BACKGROUND: Lifespan psychological and life course sociological perspectives indicate that individual development is shaped by social and historical circumstances. Increases in fluid cognitive performance over the last century are well documented and researchers have begun examining historical trends in personality and subjective well-being in old age.
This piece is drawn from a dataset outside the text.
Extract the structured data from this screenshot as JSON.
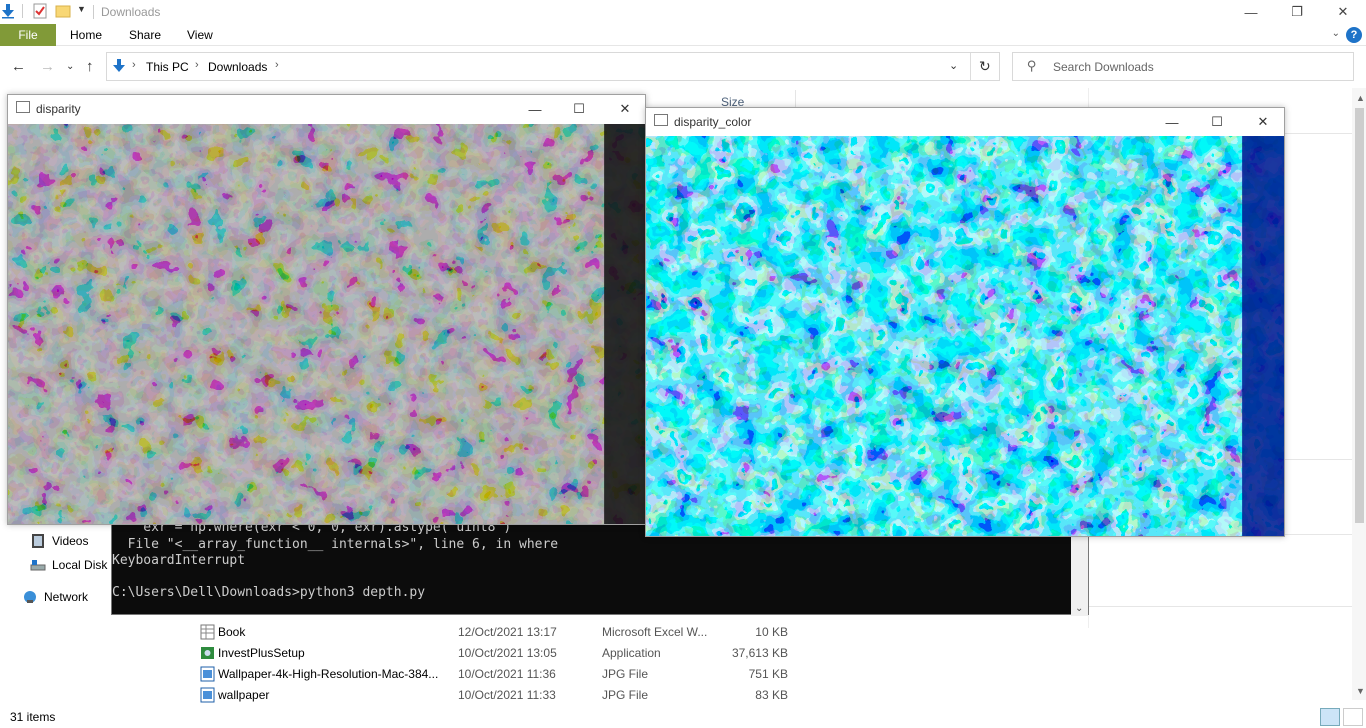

Relatively less is known about secular changes in other key components of psychosocial function among older adults.
OBJECTIVE: In the present study, we examined cohort differences in key components of psychosocial function, including subjective age, control beliefs, and perceived social integration, as indicated by loneliness and availability of very close others.
METHODS: We compared data obtained 20 years apart in the Berlin Aging Study (in 1990-1993) and the Berlin Aging Study II (in 2013-2014) and identified case-matched cohort groups based on age, gender, cohort-normed education, and marital or partner status (n = 153 in each cohort, mean age = 75 years). In follow-up analyses, we controlled for having lived in former East versus West Germany, physical diseases, cohort-normed household income, cognitive performance, and the presence of a religious affiliation.
RESULTS: Consistently across analyses, we found that, relative to the earlier-born BASE cohort (year of birth: mean = 1916; SD = 3.38 years; range = 1901-1922), participants in the BASE-II sample (year of birth: mean = 1939; SD = 3.22 years; range = 1925-1949) reported lower levels of external control beliefs (d = -1.01) and loneliness (d = -0.63). Cohorts did not differ in subjective age, availability of very close others, and internal control beliefs.
CONCLUSION: Taken together, our findings suggest that some aspects of psychosocial function of older adults have improved across the two recent decades. We discuss the possible role of sociocultural factors that might have led to the observed set of cohort differences.